_EXERCISE REQUIREMENTS_
Report the lines of the data below that contain the string "will".

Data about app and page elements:
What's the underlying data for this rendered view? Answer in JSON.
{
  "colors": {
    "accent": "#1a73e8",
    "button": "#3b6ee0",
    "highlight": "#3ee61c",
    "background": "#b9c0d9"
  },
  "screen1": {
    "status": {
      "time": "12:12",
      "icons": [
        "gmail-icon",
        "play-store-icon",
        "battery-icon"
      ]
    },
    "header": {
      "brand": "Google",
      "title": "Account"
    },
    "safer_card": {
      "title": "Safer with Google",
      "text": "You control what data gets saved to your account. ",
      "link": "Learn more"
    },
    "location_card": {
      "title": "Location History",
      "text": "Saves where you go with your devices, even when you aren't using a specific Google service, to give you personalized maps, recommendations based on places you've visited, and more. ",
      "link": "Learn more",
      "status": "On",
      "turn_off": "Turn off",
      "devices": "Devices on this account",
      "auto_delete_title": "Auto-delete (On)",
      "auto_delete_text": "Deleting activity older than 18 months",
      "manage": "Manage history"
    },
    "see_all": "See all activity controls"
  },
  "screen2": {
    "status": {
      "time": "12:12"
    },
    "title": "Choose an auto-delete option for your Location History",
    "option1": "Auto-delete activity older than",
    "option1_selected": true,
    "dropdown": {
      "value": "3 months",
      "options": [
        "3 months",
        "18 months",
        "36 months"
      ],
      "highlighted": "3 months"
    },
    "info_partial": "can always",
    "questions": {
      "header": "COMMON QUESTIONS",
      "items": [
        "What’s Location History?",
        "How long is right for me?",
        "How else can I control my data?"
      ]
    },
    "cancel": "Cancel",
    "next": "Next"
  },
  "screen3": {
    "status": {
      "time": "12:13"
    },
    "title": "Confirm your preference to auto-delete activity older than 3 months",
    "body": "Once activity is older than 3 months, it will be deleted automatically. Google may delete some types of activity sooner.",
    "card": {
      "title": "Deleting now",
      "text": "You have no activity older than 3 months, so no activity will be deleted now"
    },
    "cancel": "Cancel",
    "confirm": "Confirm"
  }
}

_TASK RESPONSE_
    "body": "Once activity is older than 3 months, it will be deleted automatically. Google may delete some types of activity sooner.",
      "text": "You have no activity older than 3 months, so no activity will be deleted now"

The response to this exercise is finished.